** EXERCISE DATA follows **

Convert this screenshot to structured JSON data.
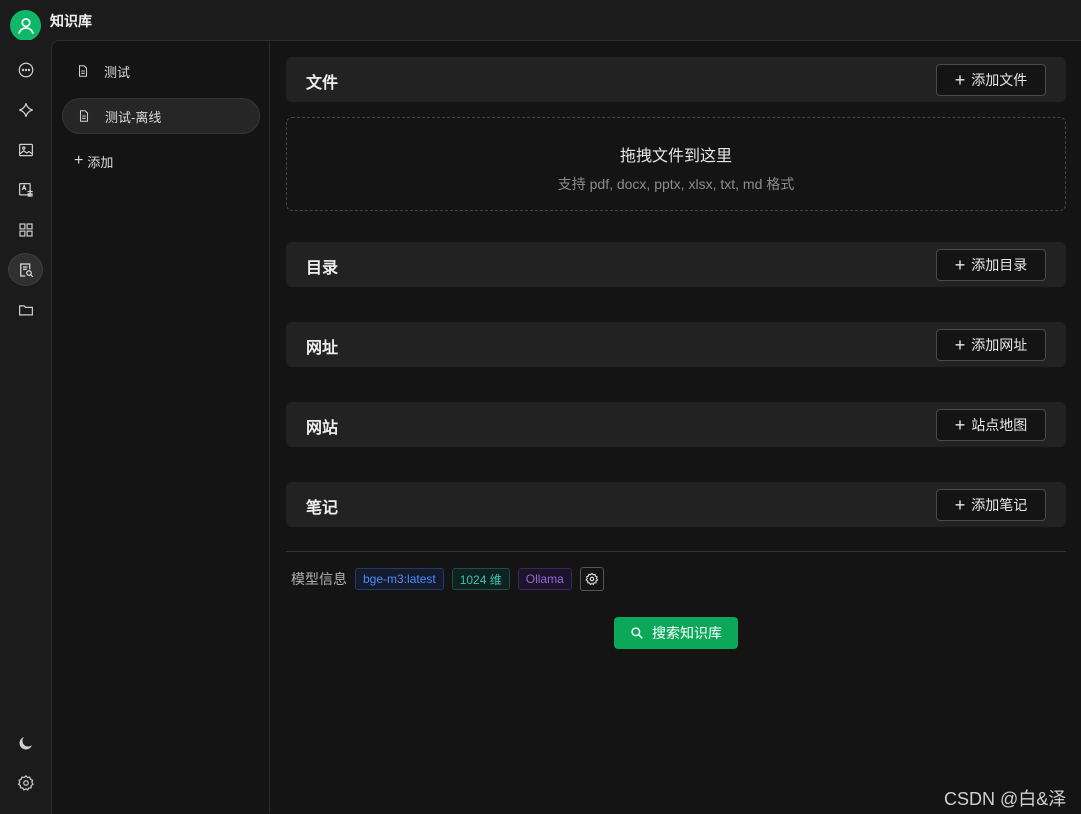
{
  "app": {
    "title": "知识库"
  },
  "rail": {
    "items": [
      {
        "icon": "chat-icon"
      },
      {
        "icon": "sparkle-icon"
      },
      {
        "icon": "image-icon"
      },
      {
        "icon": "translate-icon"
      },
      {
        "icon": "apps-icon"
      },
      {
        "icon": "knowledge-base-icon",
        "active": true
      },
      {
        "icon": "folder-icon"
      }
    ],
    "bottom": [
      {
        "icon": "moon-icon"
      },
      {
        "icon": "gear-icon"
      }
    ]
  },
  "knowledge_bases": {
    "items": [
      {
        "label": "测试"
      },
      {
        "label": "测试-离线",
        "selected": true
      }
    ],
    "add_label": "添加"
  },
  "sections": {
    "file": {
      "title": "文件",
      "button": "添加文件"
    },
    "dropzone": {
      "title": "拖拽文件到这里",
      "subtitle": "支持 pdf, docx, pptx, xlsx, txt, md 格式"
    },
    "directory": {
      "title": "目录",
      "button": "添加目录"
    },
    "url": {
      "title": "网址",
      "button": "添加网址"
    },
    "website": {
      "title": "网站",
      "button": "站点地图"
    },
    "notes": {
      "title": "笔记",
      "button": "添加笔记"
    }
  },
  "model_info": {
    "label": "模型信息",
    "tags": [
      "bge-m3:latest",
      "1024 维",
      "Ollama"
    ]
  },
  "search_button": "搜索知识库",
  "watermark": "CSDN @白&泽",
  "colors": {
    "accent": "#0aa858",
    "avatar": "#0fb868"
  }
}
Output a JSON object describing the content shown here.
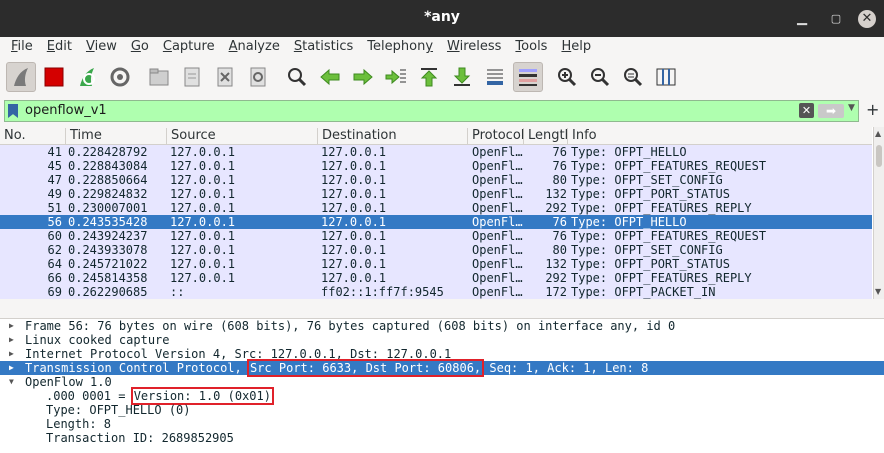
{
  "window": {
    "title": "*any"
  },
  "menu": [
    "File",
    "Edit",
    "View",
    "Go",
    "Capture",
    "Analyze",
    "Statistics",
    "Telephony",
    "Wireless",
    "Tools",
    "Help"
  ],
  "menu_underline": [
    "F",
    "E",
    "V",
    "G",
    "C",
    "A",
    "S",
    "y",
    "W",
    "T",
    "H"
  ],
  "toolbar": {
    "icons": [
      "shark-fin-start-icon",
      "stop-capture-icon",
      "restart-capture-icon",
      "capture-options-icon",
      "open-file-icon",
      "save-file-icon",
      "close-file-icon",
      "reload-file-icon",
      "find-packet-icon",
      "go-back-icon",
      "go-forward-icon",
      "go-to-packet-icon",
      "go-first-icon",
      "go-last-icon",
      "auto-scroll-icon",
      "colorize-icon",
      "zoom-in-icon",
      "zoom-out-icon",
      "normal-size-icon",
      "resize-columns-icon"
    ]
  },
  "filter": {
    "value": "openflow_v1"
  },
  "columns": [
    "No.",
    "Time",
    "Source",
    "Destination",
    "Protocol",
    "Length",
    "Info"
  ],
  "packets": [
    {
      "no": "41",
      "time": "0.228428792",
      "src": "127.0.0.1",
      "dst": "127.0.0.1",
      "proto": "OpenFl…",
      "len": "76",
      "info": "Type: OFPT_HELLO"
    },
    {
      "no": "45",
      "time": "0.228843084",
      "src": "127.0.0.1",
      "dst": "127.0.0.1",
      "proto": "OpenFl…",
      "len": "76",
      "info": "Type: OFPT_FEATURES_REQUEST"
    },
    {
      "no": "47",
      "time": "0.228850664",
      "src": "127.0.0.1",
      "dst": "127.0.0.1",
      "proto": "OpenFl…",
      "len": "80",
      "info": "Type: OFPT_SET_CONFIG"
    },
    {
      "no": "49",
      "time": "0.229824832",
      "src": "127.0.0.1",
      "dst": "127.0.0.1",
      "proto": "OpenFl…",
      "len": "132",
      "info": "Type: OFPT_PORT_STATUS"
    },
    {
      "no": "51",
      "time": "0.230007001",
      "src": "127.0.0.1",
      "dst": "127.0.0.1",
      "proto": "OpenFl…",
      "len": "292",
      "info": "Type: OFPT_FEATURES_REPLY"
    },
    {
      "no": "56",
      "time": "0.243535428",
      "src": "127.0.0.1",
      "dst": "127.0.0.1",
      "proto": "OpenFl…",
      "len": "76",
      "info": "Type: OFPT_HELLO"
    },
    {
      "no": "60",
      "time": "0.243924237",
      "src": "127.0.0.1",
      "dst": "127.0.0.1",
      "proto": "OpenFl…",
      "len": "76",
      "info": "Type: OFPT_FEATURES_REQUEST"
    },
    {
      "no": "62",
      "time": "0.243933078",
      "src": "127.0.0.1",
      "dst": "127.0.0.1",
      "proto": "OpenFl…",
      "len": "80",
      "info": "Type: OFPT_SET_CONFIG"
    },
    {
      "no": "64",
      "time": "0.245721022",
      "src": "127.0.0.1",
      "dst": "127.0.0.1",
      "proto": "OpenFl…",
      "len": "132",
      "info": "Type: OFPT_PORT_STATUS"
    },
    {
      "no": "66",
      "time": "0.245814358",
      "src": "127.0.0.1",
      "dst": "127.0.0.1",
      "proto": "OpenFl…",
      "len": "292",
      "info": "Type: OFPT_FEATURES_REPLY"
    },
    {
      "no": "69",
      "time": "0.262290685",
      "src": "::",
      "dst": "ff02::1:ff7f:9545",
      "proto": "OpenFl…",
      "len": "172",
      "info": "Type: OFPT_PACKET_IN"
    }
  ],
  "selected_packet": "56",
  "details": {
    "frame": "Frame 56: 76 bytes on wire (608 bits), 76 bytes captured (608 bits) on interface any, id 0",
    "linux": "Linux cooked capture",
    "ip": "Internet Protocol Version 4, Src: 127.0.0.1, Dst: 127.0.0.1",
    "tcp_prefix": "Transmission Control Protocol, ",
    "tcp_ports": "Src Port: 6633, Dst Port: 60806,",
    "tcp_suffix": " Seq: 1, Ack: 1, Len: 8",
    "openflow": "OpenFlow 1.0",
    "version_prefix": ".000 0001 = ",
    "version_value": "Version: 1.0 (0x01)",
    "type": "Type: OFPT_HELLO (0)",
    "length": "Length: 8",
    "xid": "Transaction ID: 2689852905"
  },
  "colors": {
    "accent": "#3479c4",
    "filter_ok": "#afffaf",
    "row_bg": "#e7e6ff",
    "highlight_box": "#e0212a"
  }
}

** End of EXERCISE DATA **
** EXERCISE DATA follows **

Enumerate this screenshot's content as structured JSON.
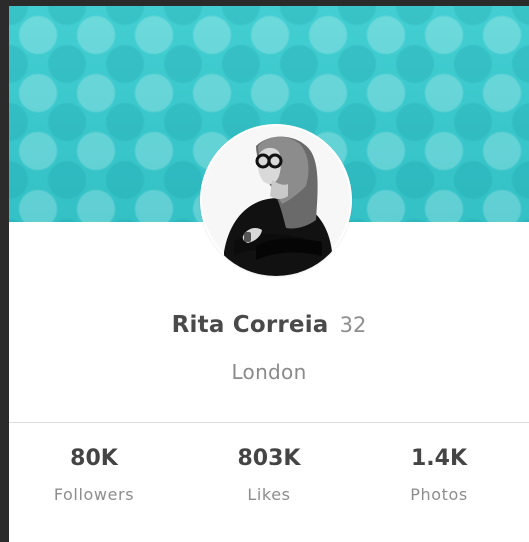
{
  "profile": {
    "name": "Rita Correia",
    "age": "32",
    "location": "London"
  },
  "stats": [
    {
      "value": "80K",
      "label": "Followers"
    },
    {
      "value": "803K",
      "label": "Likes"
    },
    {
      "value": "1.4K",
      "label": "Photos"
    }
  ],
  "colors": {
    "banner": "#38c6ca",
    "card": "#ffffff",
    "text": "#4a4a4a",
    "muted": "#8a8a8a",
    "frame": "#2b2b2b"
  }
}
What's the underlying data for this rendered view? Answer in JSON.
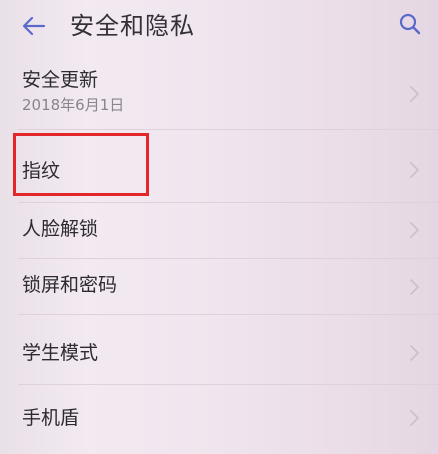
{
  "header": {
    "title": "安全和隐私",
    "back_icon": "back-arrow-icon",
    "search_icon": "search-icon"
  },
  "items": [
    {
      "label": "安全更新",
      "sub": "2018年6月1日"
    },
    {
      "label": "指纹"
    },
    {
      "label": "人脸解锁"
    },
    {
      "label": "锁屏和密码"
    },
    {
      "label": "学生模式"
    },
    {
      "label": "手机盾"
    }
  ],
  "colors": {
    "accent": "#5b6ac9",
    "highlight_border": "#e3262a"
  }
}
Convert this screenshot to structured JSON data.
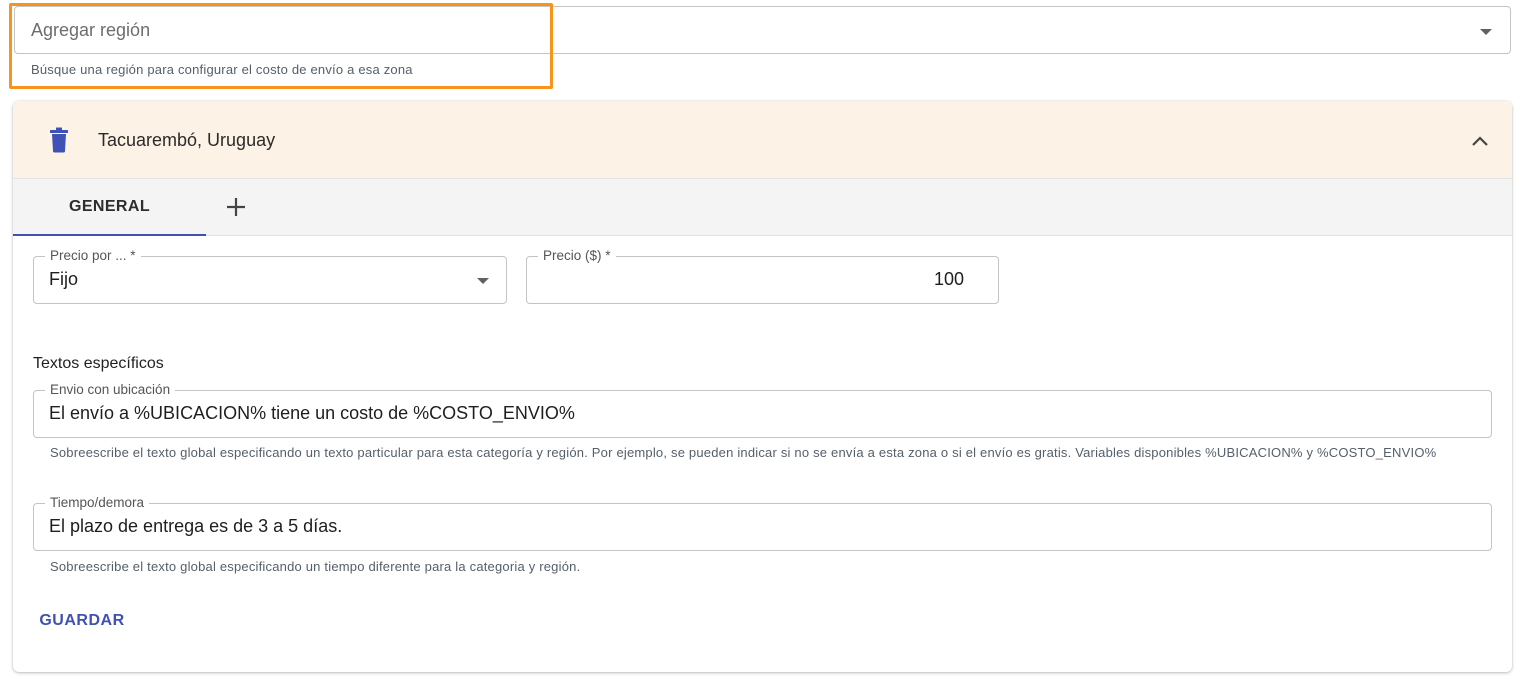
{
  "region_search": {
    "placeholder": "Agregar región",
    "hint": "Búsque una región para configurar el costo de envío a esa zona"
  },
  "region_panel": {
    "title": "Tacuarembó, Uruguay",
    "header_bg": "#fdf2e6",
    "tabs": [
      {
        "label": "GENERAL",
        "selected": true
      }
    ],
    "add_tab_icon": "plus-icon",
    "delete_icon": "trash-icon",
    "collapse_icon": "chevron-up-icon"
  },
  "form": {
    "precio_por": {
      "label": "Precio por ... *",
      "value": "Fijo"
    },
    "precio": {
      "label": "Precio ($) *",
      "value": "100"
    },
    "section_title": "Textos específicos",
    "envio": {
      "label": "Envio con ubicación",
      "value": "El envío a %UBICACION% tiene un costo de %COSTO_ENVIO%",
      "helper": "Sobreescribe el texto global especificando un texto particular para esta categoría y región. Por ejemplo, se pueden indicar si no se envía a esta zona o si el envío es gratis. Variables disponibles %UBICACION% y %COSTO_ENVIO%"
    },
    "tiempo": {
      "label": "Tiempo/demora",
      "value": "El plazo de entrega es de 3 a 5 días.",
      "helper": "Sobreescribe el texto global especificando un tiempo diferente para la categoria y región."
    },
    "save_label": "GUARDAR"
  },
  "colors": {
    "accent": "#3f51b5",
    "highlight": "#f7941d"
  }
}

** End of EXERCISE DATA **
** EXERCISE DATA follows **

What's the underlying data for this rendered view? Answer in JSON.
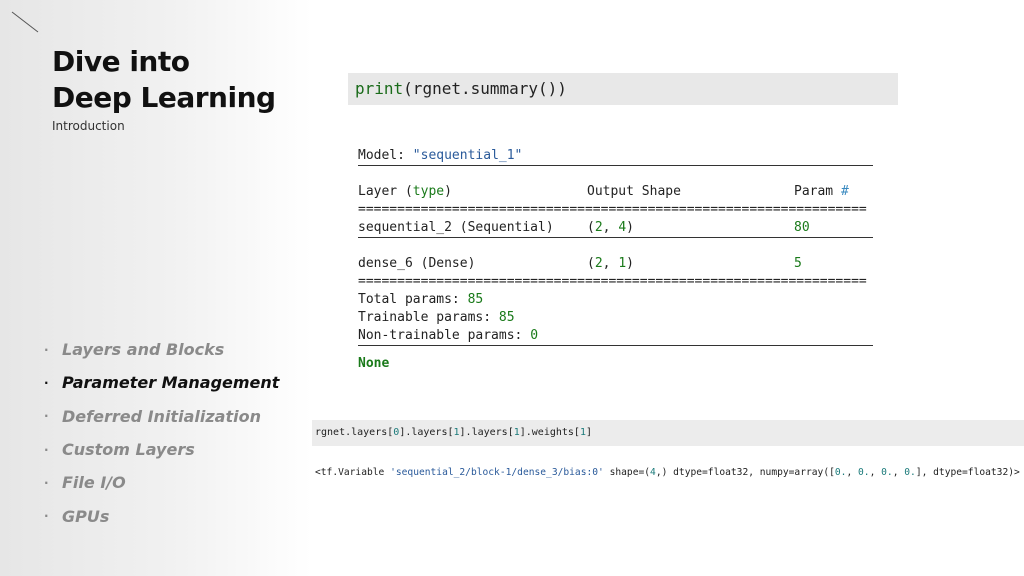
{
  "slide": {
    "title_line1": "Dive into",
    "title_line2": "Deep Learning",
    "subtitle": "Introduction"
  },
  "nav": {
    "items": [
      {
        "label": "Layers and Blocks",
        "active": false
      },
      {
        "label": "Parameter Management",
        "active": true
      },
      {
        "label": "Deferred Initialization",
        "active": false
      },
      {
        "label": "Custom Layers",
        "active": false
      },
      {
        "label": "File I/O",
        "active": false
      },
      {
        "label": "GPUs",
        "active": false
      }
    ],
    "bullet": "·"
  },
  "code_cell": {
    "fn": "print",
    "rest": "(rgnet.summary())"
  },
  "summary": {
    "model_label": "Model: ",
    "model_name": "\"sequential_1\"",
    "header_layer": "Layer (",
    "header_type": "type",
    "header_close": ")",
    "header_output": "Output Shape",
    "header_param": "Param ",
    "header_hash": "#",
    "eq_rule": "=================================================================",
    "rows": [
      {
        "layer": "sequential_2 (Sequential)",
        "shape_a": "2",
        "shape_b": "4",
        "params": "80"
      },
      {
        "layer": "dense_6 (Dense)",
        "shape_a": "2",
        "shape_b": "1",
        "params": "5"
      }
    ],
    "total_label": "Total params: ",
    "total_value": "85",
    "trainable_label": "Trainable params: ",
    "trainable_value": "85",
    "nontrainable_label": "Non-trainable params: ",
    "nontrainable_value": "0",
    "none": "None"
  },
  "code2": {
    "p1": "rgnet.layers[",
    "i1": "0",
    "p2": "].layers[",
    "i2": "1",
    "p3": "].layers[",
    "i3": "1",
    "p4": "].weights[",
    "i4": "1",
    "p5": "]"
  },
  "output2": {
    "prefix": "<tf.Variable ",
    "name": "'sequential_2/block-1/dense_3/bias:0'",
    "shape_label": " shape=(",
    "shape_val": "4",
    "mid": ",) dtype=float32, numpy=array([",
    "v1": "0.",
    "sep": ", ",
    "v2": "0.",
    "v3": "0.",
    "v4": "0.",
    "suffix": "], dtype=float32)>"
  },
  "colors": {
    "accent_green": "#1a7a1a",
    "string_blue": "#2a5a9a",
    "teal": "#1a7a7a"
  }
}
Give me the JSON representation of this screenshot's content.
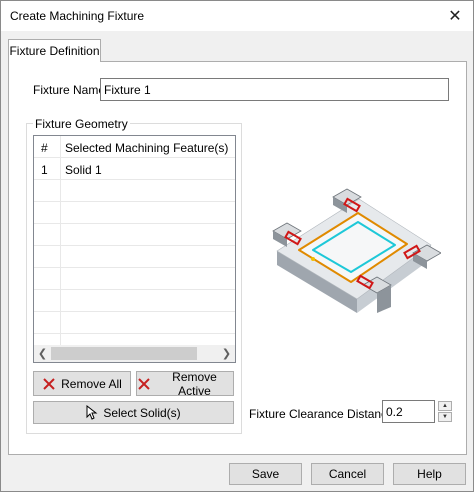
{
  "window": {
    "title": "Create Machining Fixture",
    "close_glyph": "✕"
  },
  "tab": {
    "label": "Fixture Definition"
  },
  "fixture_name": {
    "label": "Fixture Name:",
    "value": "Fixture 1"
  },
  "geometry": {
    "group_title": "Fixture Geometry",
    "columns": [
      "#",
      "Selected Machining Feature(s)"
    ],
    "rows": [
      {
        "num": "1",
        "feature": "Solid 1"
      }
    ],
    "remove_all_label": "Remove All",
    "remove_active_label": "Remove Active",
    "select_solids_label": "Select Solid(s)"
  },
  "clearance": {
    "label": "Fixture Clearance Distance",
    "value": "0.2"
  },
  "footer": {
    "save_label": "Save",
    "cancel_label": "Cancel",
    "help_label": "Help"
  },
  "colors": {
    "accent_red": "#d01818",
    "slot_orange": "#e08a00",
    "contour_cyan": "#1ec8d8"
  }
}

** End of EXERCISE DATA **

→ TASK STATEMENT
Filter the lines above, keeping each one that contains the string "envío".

→ EXERCISE OUTPUT
    "hint": "Búsque una región para configurar el costo de envío a esa zona"
      "value": "El envío a %UBICACION% tiene un costo de %COSTO_ENVIO%",
      "helper": "Sobreescribe el texto global especificando un texto particular para esta categoría y región. Por ejemplo, se pueden indicar si no se envía a esta zona o si el envío es gratis. Variables disponibles %UBICACION% y %COSTO_ENVIO%"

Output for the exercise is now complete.